- [Exercise instructions] Show the lines of the material that contain the word "Hexadecimal".

- [Data listing]
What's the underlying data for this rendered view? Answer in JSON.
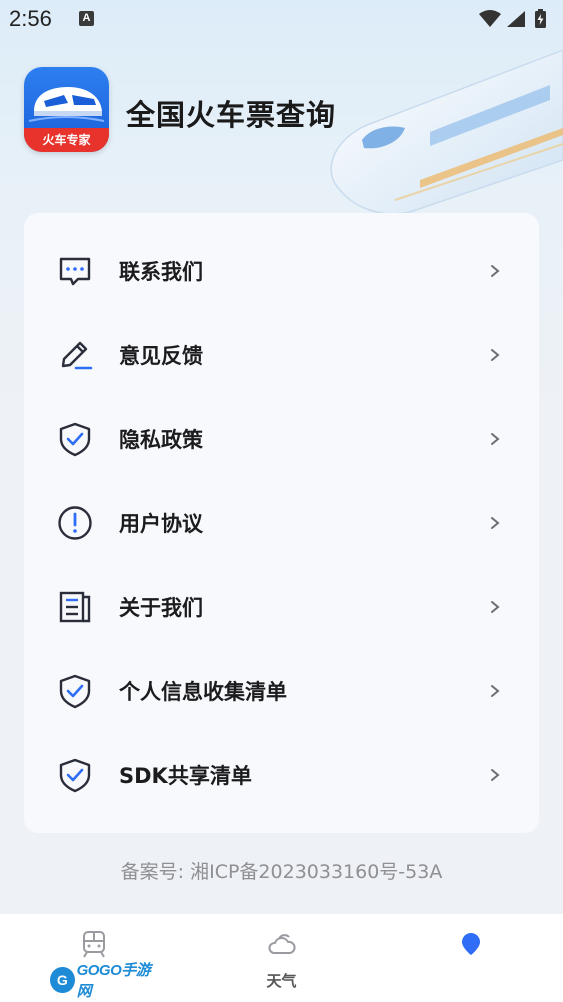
{
  "status_bar": {
    "time": "2:56",
    "notification_letter": "A",
    "icons": [
      "wifi-icon",
      "signal-icon",
      "battery-charging-icon"
    ]
  },
  "header": {
    "app_name": "全国火车票查询",
    "logo_banner_text": "火车专家",
    "hero_image": "bullet-train-illustration"
  },
  "menu": {
    "items": [
      {
        "label": "联系我们",
        "icon": "chat-bubble-icon"
      },
      {
        "label": "意见反馈",
        "icon": "pen-edit-icon"
      },
      {
        "label": "隐私政策",
        "icon": "shield-check-icon"
      },
      {
        "label": "用户协议",
        "icon": "exclamation-circle-icon"
      },
      {
        "label": "关于我们",
        "icon": "document-icon"
      },
      {
        "label": "个人信息收集清单",
        "icon": "shield-check-icon"
      },
      {
        "label": "SDK共享清单",
        "icon": "shield-check-icon"
      }
    ]
  },
  "footer": {
    "icp": "备案号: 湘ICP备2023033160号-53A"
  },
  "tabbar": {
    "tabs": [
      {
        "label": "",
        "icon": "train-icon",
        "active": false
      },
      {
        "label": "天气",
        "icon": "cloud-sun-icon",
        "active": false
      },
      {
        "label": "",
        "icon": "profile-dot-icon",
        "active": true
      }
    ]
  },
  "watermark": {
    "badge": "G",
    "text": "GOGO手游网"
  },
  "colors": {
    "accent": "#2f6df6",
    "icon_stroke": "#2a2d3a",
    "card_bg": "#f7f9fc",
    "page_bg": "#eef1f5",
    "logo_red": "#e8322c",
    "logo_blue": "#1a5fd8"
  }
}
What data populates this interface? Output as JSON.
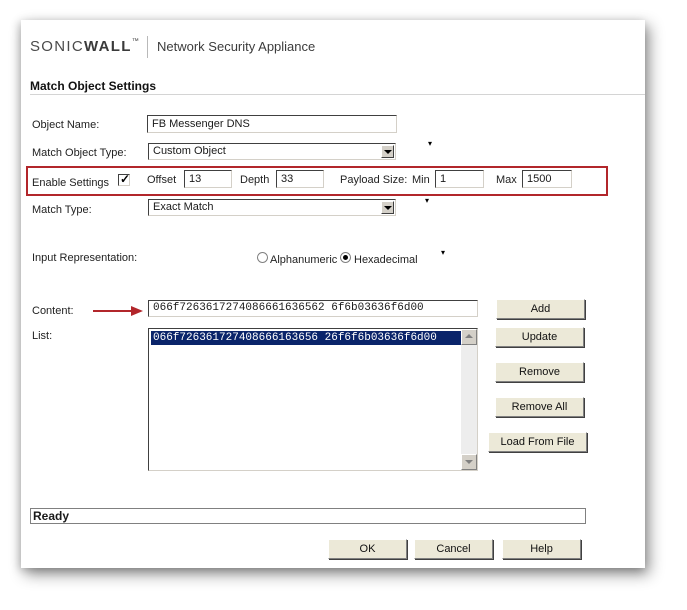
{
  "header": {
    "logo_prefix": "SONIC",
    "logo_suffix": "WALL",
    "logo_tm": "™",
    "product": "Network Security Appliance"
  },
  "section": {
    "title": "Match Object Settings"
  },
  "form": {
    "object_name": {
      "label": "Object Name:",
      "value": "FB Messenger DNS"
    },
    "object_type": {
      "label": "Match Object Type:",
      "value": "Custom Object"
    },
    "enable_settings": {
      "label": "Enable Settings",
      "checked": true,
      "offset_label": "Offset",
      "offset_value": "13",
      "depth_label": "Depth",
      "depth_value": "33",
      "payload_label": "Payload Size:",
      "min_label": "Min",
      "min_value": "1",
      "max_label": "Max",
      "max_value": "1500"
    },
    "match_type": {
      "label": "Match Type:",
      "value": "Exact Match"
    },
    "input_representation": {
      "label": "Input Representation:",
      "options": [
        "Alphanumeric",
        "Hexadecimal"
      ],
      "selected": "Hexadecimal"
    },
    "content": {
      "label": "Content:",
      "value": "066f7263617274086661636562 6f6b03636f6d00"
    },
    "list": {
      "label": "List:",
      "items": [
        "066f726361727408666163656 26f6f6b03636f6d00"
      ]
    }
  },
  "buttons": {
    "add": "Add",
    "update": "Update",
    "remove": "Remove",
    "remove_all": "Remove All",
    "load_from_file": "Load From File",
    "ok": "OK",
    "cancel": "Cancel",
    "help": "Help"
  },
  "status": {
    "text": "Ready"
  },
  "colors": {
    "highlight": "#b2262b",
    "selection": "#0a246a",
    "arrow": "#b2262b"
  }
}
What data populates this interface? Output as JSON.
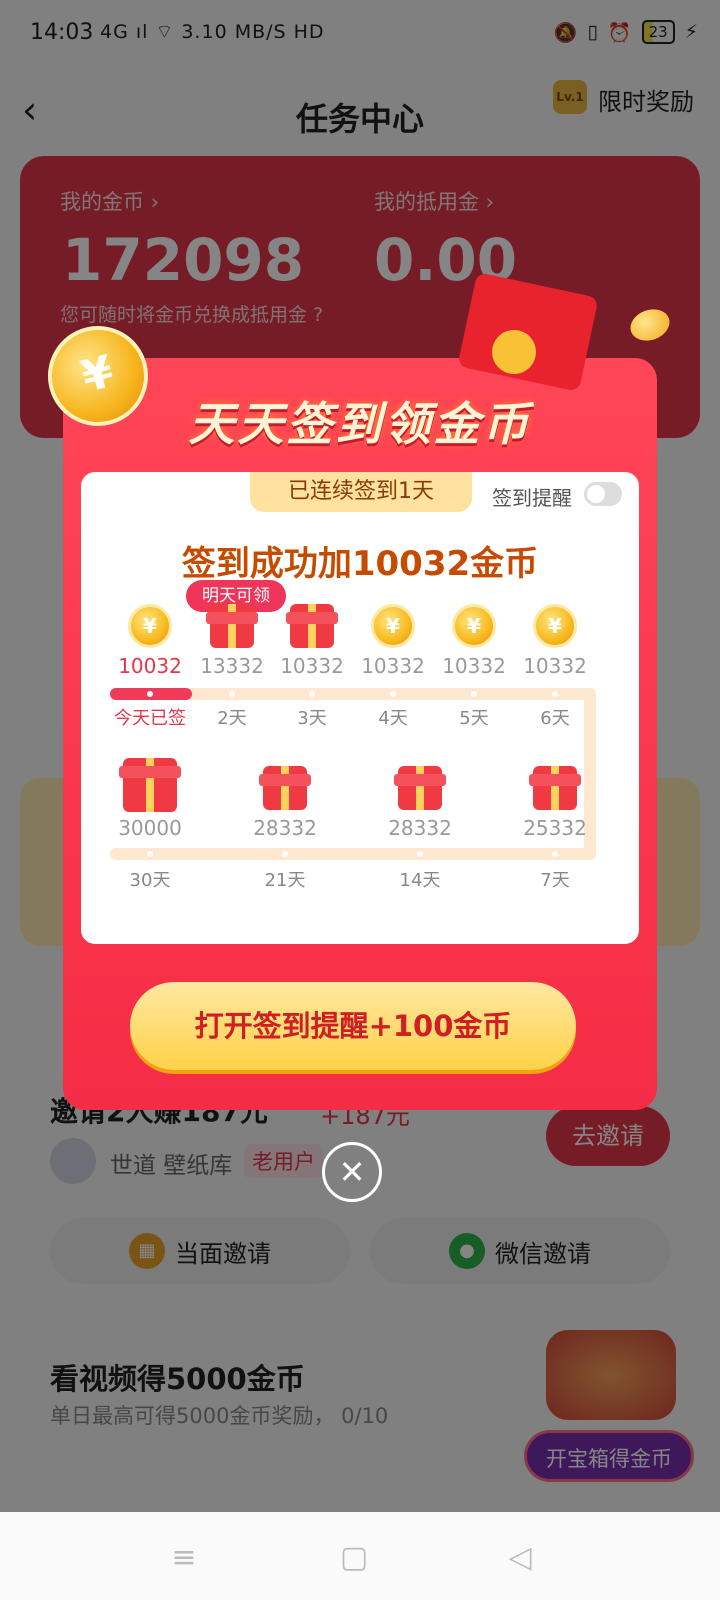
{
  "status_bar": {
    "time": "14:03",
    "network": "4G ıl ⌔ 3.10 MB/S HD",
    "battery": "23"
  },
  "header": {
    "title": "任务中心",
    "level": "Lv.1",
    "limited_reward": "限时奖励"
  },
  "balance": {
    "coins_label": "我的金币 ›",
    "coins_value": "172098",
    "deduct_label": "我的抵用金 ›",
    "deduct_value": "0.00",
    "note": "您可随时将金币兑换成抵用金 ?"
  },
  "background": {
    "invite_title": "邀请2人赚187元",
    "invite_amount": "+187元",
    "invite_button": "去邀请",
    "invite_user": "世道 壁纸库",
    "old_user": "老用户",
    "face_invite": "当面邀请",
    "wechat_invite": "微信邀请",
    "video_title": "看视频得5000金币",
    "video_sub": "单日最高可得5000金币奖励， 0/10",
    "treasure_button": "开宝箱得金币"
  },
  "modal": {
    "title": "天天签到领金币",
    "streak": "已连续签到1天",
    "remind_label": "签到提醒",
    "remind_on": false,
    "success_text": "签到成功加10032金币",
    "tomorrow_tag": "明天可领",
    "row1": [
      {
        "value": "10032",
        "label": "今天已签",
        "icon": "coin",
        "today": true
      },
      {
        "value": "13332",
        "label": "2天",
        "icon": "gift"
      },
      {
        "value": "10332",
        "label": "3天",
        "icon": "gift"
      },
      {
        "value": "10332",
        "label": "4天",
        "icon": "coin"
      },
      {
        "value": "10332",
        "label": "5天",
        "icon": "coin"
      },
      {
        "value": "10332",
        "label": "6天",
        "icon": "coin"
      }
    ],
    "row2": [
      {
        "value": "30000",
        "label": "30天",
        "icon": "gift-big"
      },
      {
        "value": "28332",
        "label": "21天",
        "icon": "gift"
      },
      {
        "value": "28332",
        "label": "14天",
        "icon": "gift"
      },
      {
        "value": "25332",
        "label": "7天",
        "icon": "gift"
      }
    ],
    "cta": "打开签到提醒+100金币",
    "close_icon": "close-icon",
    "coin_symbol": "¥"
  },
  "nav": {
    "menu_icon": "≡",
    "home_icon": "▢",
    "back_icon": "◁"
  },
  "colors": {
    "accent": "#f52c45",
    "gold": "#ffd24a",
    "overlay": "rgba(0,0,0,0.48)"
  }
}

- [Result for this exercise]
        "Hexadecimal"
      "selected": "Hexadecimal"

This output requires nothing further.